For all of the reasons stated above, Defendants Monessen School District, Chelen, and Marino's Motion to Dismiss (Doc. 3) is granted in part and denied in part.
For the reasons stated above, the Court hereby ORDERS that Defendants The School District of the City of Monessen, Dr. Cynthia Chelen, and Randall Marino's Motion to Dismiss (Doc. 3) is GRANTED IN PART and DENIED IN PART. Defendants' motion to dismiss Plaintiff's § 1983 claims for failure to train and Plaintiff's claims under the Pennsylvania Constitution is GRANTED. Defendants' motion is DENIED in all other respects.
Plaintiff's § 1983 claims for failure to train are DISMISSED WITHOUT PREJUDICE. Because Plaintiff cannot seek monetary damages for a violation of the Pennsylvania Constitution, amendment of Plaintiff's claims under the Pennsylvania Constitution would be futile, and those claims are DISMISSED WITH PREJUDICE. See Phillips, 515 F.3d at 228 ("[I]n the event a complaint fails to state a claim, unless amendment would be futile, the District Court must give a plaintiff the opportunity to amend her complaint." (citing Shane v. Fauver, 213 F.3d 113, 116 (3d Cir. 2000))).
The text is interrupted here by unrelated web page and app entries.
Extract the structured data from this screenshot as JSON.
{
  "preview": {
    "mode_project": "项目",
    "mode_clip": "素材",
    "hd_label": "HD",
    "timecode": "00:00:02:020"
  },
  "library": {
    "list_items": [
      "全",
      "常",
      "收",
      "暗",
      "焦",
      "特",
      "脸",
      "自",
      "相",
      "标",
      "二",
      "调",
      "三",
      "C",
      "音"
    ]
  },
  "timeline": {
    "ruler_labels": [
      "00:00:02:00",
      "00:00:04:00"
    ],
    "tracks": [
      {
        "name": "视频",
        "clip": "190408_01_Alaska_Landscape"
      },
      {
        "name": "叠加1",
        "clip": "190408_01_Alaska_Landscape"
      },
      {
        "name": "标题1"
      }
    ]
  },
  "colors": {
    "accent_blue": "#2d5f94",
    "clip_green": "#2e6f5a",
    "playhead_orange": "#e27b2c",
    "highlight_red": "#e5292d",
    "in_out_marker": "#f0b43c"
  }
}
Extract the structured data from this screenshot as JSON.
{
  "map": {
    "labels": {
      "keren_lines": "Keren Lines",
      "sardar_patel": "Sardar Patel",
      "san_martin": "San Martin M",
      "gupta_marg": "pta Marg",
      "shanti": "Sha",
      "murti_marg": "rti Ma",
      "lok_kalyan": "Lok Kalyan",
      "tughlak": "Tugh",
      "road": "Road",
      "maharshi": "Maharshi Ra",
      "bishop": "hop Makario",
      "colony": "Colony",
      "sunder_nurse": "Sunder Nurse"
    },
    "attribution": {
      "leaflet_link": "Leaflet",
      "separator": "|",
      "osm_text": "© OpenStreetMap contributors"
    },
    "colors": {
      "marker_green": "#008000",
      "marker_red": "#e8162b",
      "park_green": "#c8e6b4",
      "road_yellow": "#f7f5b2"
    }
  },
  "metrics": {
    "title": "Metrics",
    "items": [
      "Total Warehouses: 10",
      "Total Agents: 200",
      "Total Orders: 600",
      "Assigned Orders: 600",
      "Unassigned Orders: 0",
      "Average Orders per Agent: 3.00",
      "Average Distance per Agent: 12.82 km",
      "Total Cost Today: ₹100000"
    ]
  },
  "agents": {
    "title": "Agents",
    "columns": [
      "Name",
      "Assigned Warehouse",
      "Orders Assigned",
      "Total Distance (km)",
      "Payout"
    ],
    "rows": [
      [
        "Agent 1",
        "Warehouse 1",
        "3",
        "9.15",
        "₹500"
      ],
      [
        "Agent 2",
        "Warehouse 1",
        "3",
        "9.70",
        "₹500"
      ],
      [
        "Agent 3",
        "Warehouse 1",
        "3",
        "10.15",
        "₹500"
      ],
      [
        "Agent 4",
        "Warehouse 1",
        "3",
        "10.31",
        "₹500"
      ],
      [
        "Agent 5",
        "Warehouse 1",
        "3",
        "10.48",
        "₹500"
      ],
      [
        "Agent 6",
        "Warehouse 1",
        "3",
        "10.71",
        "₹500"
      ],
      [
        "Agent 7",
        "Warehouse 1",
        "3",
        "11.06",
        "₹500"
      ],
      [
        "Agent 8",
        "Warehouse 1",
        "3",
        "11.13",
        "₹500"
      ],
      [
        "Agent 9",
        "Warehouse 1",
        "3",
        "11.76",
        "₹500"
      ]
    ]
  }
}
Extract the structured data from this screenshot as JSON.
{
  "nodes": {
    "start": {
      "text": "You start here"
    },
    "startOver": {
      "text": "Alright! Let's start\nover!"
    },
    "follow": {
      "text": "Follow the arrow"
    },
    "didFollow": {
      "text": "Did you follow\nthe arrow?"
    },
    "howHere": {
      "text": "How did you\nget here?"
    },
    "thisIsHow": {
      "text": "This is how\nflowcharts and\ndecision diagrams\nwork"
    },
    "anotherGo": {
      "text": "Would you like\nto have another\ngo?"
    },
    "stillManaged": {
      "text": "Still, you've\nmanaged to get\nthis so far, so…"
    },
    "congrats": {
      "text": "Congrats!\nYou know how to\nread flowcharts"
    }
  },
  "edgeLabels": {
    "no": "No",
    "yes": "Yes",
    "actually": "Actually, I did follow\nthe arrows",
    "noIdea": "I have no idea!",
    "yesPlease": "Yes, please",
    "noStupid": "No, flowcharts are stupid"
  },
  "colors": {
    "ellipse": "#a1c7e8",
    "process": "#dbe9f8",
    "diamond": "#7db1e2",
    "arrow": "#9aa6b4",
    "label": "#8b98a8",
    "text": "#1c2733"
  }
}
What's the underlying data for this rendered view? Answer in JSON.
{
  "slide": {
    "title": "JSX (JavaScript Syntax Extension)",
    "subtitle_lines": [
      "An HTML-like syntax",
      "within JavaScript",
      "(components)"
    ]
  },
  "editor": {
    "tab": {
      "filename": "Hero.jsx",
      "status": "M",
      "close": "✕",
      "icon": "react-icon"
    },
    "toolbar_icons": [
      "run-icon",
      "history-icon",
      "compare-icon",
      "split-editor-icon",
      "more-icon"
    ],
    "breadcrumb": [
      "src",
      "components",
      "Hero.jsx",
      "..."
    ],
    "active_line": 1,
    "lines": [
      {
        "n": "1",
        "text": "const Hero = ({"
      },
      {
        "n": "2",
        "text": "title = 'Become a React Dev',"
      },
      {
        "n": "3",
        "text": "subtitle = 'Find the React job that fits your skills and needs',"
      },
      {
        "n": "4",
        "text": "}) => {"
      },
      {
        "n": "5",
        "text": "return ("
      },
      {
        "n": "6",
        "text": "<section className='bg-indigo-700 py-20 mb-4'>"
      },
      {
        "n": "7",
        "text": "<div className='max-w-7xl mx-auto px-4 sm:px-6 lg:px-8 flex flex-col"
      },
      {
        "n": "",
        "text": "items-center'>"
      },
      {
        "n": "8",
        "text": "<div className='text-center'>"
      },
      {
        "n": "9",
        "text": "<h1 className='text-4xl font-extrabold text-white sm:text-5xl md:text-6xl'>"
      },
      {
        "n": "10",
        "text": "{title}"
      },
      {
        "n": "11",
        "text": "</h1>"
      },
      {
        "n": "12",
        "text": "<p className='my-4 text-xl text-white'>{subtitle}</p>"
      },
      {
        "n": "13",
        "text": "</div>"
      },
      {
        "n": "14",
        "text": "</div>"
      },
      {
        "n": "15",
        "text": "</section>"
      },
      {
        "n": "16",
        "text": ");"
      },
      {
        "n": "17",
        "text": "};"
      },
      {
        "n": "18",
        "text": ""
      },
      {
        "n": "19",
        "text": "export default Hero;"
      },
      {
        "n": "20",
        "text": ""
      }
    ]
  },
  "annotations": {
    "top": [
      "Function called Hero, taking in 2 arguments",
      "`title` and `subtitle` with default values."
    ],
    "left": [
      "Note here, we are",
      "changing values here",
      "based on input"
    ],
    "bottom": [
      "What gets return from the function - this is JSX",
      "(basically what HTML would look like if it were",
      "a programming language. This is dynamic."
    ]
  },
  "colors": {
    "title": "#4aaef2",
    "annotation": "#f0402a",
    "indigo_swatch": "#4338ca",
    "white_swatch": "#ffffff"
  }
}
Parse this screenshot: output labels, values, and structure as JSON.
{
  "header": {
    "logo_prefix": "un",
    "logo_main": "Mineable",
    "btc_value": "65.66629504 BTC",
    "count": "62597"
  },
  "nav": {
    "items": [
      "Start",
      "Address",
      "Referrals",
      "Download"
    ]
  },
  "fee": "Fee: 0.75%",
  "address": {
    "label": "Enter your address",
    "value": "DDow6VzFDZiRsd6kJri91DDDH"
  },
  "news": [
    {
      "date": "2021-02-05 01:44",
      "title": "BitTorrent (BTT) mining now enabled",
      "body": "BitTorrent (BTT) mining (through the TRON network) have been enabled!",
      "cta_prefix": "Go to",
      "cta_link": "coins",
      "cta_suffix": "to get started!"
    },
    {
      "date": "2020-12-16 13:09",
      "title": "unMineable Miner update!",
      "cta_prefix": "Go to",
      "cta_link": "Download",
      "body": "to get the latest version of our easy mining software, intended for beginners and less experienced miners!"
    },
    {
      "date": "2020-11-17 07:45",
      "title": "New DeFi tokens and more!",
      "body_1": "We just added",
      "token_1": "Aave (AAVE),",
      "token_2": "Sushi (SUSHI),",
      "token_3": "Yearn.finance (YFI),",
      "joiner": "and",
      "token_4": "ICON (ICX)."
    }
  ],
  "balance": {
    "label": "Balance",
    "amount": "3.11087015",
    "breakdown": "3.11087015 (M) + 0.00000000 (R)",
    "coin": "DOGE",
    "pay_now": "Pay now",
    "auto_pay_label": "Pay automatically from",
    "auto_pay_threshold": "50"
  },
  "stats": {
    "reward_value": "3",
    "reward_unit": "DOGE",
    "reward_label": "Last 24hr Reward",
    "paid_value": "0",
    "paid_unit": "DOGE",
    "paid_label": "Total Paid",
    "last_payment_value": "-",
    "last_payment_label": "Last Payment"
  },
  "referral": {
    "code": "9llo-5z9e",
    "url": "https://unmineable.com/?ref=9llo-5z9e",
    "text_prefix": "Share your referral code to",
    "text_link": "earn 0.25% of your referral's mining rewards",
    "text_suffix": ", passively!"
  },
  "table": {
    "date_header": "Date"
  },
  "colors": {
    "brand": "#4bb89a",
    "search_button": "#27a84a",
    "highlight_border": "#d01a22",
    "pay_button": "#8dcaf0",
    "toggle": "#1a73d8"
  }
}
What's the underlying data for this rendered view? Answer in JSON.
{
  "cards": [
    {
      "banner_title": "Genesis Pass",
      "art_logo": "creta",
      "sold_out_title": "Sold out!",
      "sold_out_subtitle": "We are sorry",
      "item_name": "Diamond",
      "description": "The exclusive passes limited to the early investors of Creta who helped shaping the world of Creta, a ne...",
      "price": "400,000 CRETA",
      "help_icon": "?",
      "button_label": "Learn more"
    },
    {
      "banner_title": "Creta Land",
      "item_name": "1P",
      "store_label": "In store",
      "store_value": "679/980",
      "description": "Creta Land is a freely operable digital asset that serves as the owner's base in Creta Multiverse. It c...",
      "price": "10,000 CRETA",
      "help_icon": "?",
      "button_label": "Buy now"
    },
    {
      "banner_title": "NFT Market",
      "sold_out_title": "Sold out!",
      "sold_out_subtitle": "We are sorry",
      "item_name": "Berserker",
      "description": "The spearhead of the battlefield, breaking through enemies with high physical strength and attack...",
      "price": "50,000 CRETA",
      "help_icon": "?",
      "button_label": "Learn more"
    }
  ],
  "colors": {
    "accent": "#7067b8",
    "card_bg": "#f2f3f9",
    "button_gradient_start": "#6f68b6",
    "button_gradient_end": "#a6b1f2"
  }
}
If appropriate and consistent with Federal Rule of Civil Procedure 11, Plaintiff may file an amended complaint to amend her § 1983 claims for failure to train no later than April 27, 2012.*fn5 If no amended complaint is received by that date, it will be assumed that Plaintiff acknowledges that she cannot state a § 1983 claim for failure to train and such claims will be deemed to have been dismissed with prejudice without further order of Court.
IT IS SO ORDERED.
Cathy Bissoon United States District Judge
cc (via e-mail):
All counsel of record.